Some popular comic books include:

  1. Superman and Action Comics.
  2. Batman and his related books: Detective Comics, Robin, and Nightwing
  3. The X-Men family of books: X-Men Legacy, Uncanny X-Men, Young X-Men, and X-Force. Following the adventures of a group of heroes and villains who believe themselves evolved.
  4. Green Lantern, and the related book, Green Lantern Corps.
  5. The Amazing Spider-Man

Translated comic books from Japan, known as "Manga" are also popular with children and teens.

In 1954, the Comics Magazine Association of America found a disturbing trend with indecent subject matter becoming more prominent in comic books.

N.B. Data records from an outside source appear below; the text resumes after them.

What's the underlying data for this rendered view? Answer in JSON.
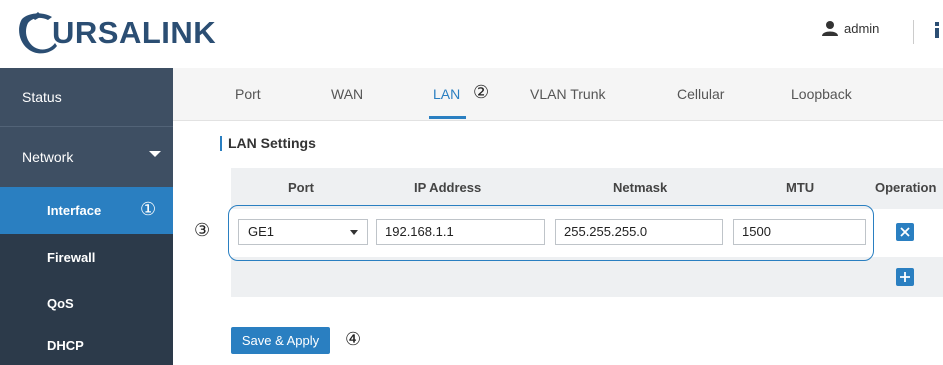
{
  "header": {
    "brand": "URSALINK",
    "user": "admin"
  },
  "sidebar": {
    "items": [
      {
        "label": "Status"
      },
      {
        "label": "Network"
      },
      {
        "label": "Interface"
      },
      {
        "label": "Firewall"
      },
      {
        "label": "QoS"
      },
      {
        "label": "DHCP"
      }
    ]
  },
  "tabs": [
    {
      "label": "Port"
    },
    {
      "label": "WAN"
    },
    {
      "label": "LAN"
    },
    {
      "label": "VLAN Trunk"
    },
    {
      "label": "Cellular"
    },
    {
      "label": "Loopback"
    }
  ],
  "annotations": [
    "①",
    "②",
    "③",
    "④"
  ],
  "section_title": "LAN Settings",
  "table": {
    "headers": [
      "Port",
      "IP Address",
      "Netmask",
      "MTU",
      "Operation"
    ],
    "row": {
      "port": "GE1",
      "ip": "192.168.1.1",
      "netmask": "255.255.255.0",
      "mtu": "1500"
    }
  },
  "save_label": "Save & Apply",
  "icons": [
    "logo-icon",
    "user-icon",
    "chevron-down-icon",
    "dropdown-arrow-icon",
    "delete-icon",
    "add-icon"
  ],
  "colors": {
    "accent": "#2a7fc1",
    "sidebar_bg": "#3e4f63",
    "brand": "#2b4e73"
  }
}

Supposed homosexual subtext in many superhero related publications was brought to attention by the Dr. Fredric Wertham's book Seduction of the Innocent, for example the book misinterpreted Batman's relationship with Robin as homosexual . After a testimony from William Gaines in an attempt to defend the books his company published, the code was placed on all books which followed a strict list of regulation.

As the CMAA had no legal authority, during the sixties, there was a large underground comic movement, driven by talent such as R. Crumb. By the seventies, the Comics Code Authority logo was no longer sought as publishers went ahead and became socially conscious, like a popular run on Green Arrow by Neal Adams and Dennis O'Neil wherein issues such as Heroin addiction were addressed.

The last publisher with every book approved by the Comics Code Authority was Archie Comics, abandoned the code in 2010 rendering the Code defunct.

Comic Books have come to be accepted as literature over the years, for example, Art Spigelman's graphic novel Maus won the Pulitzer prize, an honour also held by the Classic To Kill a Mockingbird. Alan Moore's Watchmen received overwhelming critical acclaim, attracting many adults to comic books, and appeared on Time's "All-TIME 100 greatest Novels" list.

Unfortunately, like many elements of entertainment, comic books had been hijacked to promote SJW themes including forced diversity, which had its roots in leftist CEO of Marvel Comics Joe Quesada's hiring of Sana Amanat specifically to change the direction of not just Marvel Comics, but also comic books as a whole, who like her brother Omar Amanat in Hollywood tried to push far-left politics into the storylines.